What the task asks: No record may be left out; print them all verbatim.

*** Task inputs Section Begins ***

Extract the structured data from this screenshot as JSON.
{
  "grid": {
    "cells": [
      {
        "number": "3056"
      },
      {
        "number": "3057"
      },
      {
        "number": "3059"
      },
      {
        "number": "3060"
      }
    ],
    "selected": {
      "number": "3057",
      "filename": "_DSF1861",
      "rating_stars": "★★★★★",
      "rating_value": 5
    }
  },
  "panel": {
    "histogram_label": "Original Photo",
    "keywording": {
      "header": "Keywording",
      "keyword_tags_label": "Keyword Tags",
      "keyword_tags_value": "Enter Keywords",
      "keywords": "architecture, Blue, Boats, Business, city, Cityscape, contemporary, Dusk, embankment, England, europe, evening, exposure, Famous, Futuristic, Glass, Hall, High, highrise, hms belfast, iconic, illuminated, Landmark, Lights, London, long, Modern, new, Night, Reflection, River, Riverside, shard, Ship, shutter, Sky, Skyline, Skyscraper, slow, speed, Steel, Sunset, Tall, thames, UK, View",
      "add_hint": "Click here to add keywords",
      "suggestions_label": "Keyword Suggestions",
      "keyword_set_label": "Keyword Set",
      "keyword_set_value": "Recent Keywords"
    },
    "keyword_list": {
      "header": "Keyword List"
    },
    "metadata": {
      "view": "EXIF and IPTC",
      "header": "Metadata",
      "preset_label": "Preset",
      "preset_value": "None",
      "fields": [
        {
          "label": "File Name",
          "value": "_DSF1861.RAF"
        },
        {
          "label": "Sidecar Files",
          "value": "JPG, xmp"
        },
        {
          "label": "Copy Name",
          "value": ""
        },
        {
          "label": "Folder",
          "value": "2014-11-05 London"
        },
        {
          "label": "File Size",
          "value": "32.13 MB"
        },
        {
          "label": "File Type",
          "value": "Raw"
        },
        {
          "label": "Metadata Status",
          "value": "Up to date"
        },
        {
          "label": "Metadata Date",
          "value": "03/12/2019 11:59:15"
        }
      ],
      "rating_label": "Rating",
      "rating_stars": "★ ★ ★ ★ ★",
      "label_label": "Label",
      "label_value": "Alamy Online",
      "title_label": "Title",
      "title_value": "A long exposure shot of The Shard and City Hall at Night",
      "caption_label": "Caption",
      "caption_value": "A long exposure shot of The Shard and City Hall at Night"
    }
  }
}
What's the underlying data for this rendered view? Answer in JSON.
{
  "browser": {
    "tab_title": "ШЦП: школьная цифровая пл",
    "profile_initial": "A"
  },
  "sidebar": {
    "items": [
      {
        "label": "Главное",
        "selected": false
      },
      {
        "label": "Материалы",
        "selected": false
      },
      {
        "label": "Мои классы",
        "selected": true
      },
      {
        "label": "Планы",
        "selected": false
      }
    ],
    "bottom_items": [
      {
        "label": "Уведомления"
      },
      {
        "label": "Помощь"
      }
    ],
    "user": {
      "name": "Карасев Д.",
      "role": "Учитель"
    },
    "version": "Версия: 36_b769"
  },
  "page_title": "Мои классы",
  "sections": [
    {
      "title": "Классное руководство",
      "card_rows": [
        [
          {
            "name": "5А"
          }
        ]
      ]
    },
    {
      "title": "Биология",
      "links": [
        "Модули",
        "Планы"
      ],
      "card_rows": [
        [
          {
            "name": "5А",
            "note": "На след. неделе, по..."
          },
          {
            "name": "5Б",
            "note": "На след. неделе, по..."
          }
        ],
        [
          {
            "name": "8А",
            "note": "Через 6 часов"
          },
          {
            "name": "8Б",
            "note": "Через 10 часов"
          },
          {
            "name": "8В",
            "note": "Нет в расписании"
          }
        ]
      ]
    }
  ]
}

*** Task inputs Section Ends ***

Answer area:
Extract the structured data from this screenshot as JSON.
{
  "grid": {
    "cells": [
      {
        "number": "3056"
      },
      {
        "number": "3057"
      },
      {
        "number": "3059"
      },
      {
        "number": "3060"
      }
    ],
    "selected": {
      "number": "3057",
      "filename": "_DSF1861",
      "rating_stars": "★★★★★",
      "rating_value": 5
    }
  },
  "panel": {
    "histogram_label": "Original Photo",
    "keywording": {
      "header": "Keywording",
      "keyword_tags_label": "Keyword Tags",
      "keyword_tags_value": "Enter Keywords",
      "keywords": "architecture, Blue, Boats, Business, city, Cityscape, contemporary, Dusk, embankment, England, europe, evening, exposure, Famous, Futuristic, Glass, Hall, High, highrise, hms belfast, iconic, illuminated, Landmark, Lights, London, long, Modern, new, Night, Reflection, River, Riverside, shard, Ship, shutter, Sky, Skyline, Skyscraper, slow, speed, Steel, Sunset, Tall, thames, UK, View",
      "add_hint": "Click here to add keywords",
      "suggestions_label": "Keyword Suggestions",
      "keyword_set_label": "Keyword Set",
      "keyword_set_value": "Recent Keywords"
    },
    "keyword_list": {
      "header": "Keyword List"
    },
    "metadata": {
      "view": "EXIF and IPTC",
      "header": "Metadata",
      "preset_label": "Preset",
      "preset_value": "None",
      "fields": [
        {
          "label": "File Name",
          "value": "_DSF1861.RAF"
        },
        {
          "label": "Sidecar Files",
          "value": "JPG, xmp"
        },
        {
          "label": "Copy Name",
          "value": ""
        },
        {
          "label": "Folder",
          "value": "2014-11-05 London"
        },
        {
          "label": "File Size",
          "value": "32.13 MB"
        },
        {
          "label": "File Type",
          "value": "Raw"
        },
        {
          "label": "Metadata Status",
          "value": "Up to date"
        },
        {
          "label": "Metadata Date",
          "value": "03/12/2019 11:59:15"
        }
      ],
      "rating_label": "Rating",
      "rating_stars": "★ ★ ★ ★ ★",
      "label_label": "Label",
      "label_value": "Alamy Online",
      "title_label": "Title",
      "title_value": "A long exposure shot of The Shard and City Hall at Night",
      "caption_label": "Caption",
      "caption_value": "A long exposure shot of The Shard and City Hall at Night"
    }
  }
}
What's the underlying data for this rendered view? Answer in JSON.
{
  "browser": {
    "tab_title": "ШЦП: школьная цифровая пл",
    "profile_initial": "A"
  },
  "sidebar": {
    "items": [
      {
        "label": "Главное",
        "selected": false
      },
      {
        "label": "Материалы",
        "selected": false
      },
      {
        "label": "Мои классы",
        "selected": true
      },
      {
        "label": "Планы",
        "selected": false
      }
    ],
    "bottom_items": [
      {
        "label": "Уведомления"
      },
      {
        "label": "Помощь"
      }
    ],
    "user": {
      "name": "Карасев Д.",
      "role": "Учитель"
    },
    "version": "Версия: 36_b769"
  },
  "page_title": "Мои классы",
  "sections": [
    {
      "title": "Классное руководство",
      "card_rows": [
        [
          {
            "name": "5А"
          }
        ]
      ]
    },
    {
      "title": "Биология",
      "links": [
        "Модули",
        "Планы"
      ],
      "card_rows": [
        [
          {
            "name": "5А",
            "note": "На след. неделе, по..."
          },
          {
            "name": "5Б",
            "note": "На след. неделе, по..."
          }
        ],
        [
          {
            "name": "8А",
            "note": "Через 6 часов"
          },
          {
            "name": "8Б",
            "note": "Через 10 часов"
          },
          {
            "name": "8В",
            "note": "Нет в расписании"
          }
        ]
      ]
    }
  ]
}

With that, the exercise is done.